Highly entertaining docu covers all bases when it comes to “The Cuban Game.” That would be baseball, of course, a national fixation that underlines both the connections and the divisions between the U.S. and Castro’s Cuba. Great-looking, carefully balanced pic could stand a few innings of theatrical play-off, especially in ball-mad cities, but it’s most likely to slide home with pubcasters worldwide. English-lingo narration could easily be subbed in time for a spot on PBS.
As compelling archival footage suggests, Cuba’s love affair with America’s pastime goes back to at least 1898, when Teddy Roosevelt was riding roughly against Spain, a cart full of bats and gloves following closely behind. The image of Cuban and American flags flying side by side isn’t repeated until a century later, when Cal Ripken’s Baltimore Orioles went to Havana for a show game that proved to be a lightning rod for emotions uniting the two nations, so mismatched in size and temperament.
That contest and a follow-up engagement in the States prove an effective framing device for this look back at shifting, frequently ambivalent attitudes over the years, with special attention paid to the early years of the revolution, when idealism ran highest among Castro’s disciples, as seen in the lyrically articulate athletes, intellectuals, artists and politicos (all men) interviewed here. Key to the period is 1966 Pan-American Games, in Puerto Rico, which found a boatload of Cuban athletes trying repeatedly to dock in San Juan, despite an increasingly rigid embargo placed by the United States — not to mention constant harassment by U.S. warplanes, seen in amazing footage from the time.

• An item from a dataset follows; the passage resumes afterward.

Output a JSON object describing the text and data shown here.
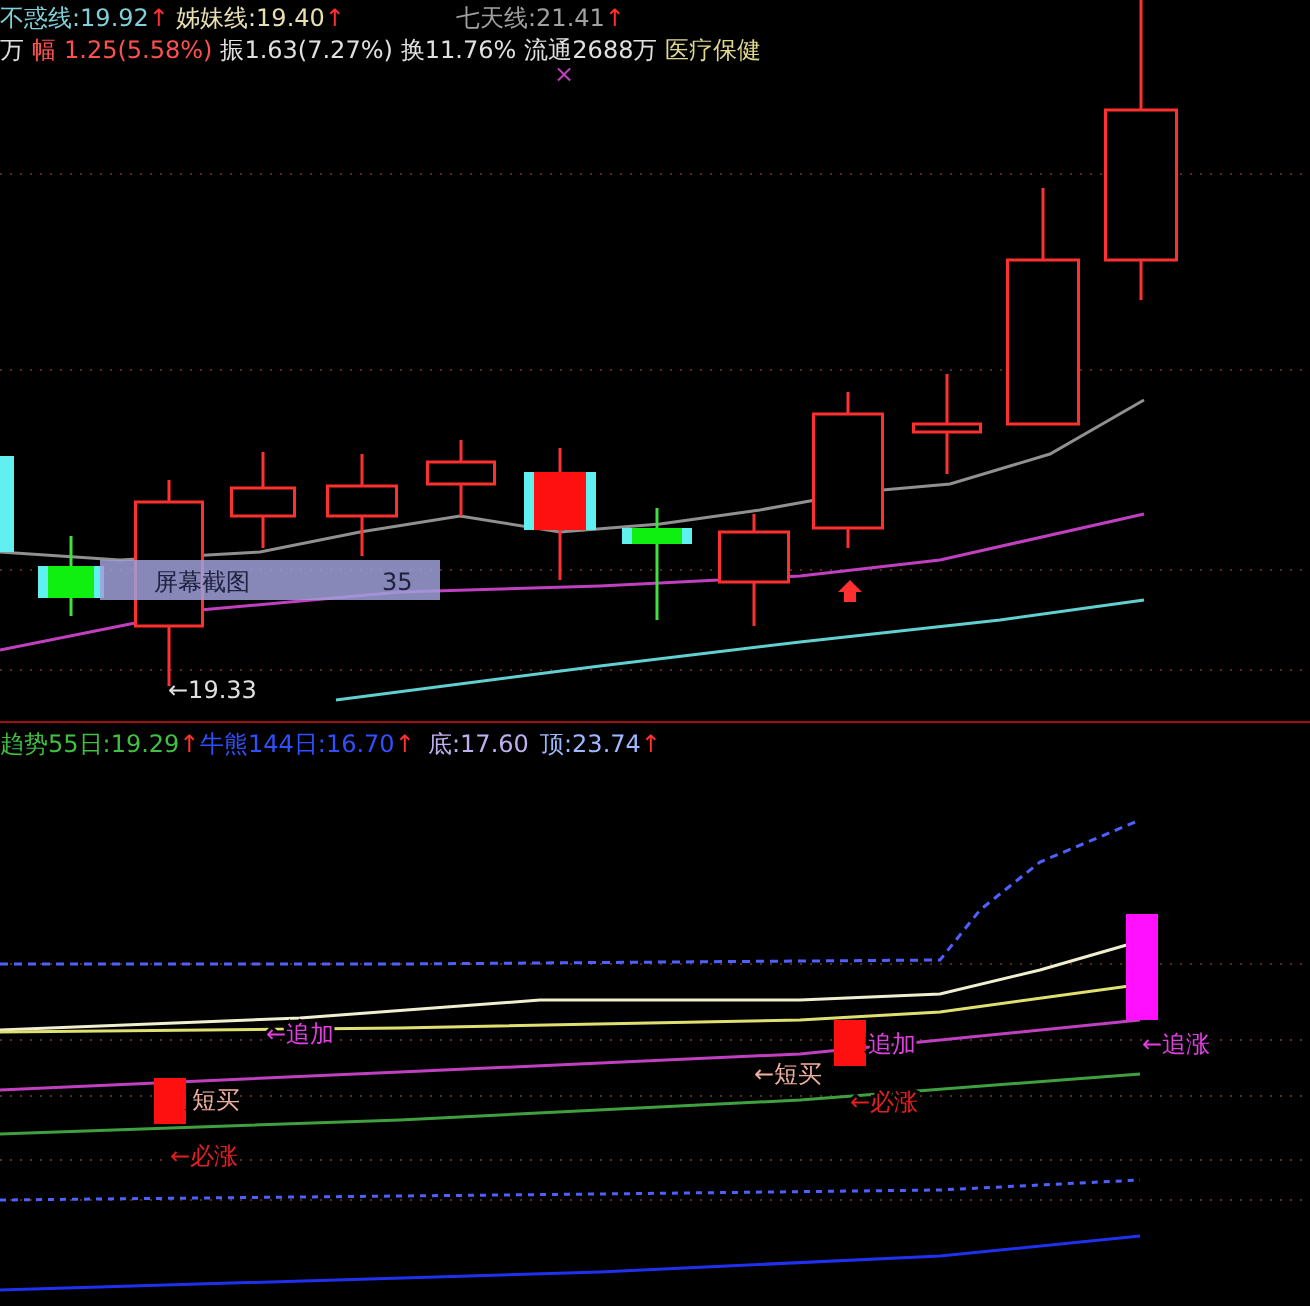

Spanish helmer Manuel Martin Cuenca makes the case that Yankee hard-headedness helped push Castro ever further into the Soviet camp. Furthermore Castro’s own obsessive identification with the sport — immediately after the revolution, he formed a team called the Beards — is seen as a window onto his doggedly competitive nature. Auds come away with the sense that he needed the U.S.’s enmity more than it needed his, despite the pride that many peloteros, or ball players, still feel for their country.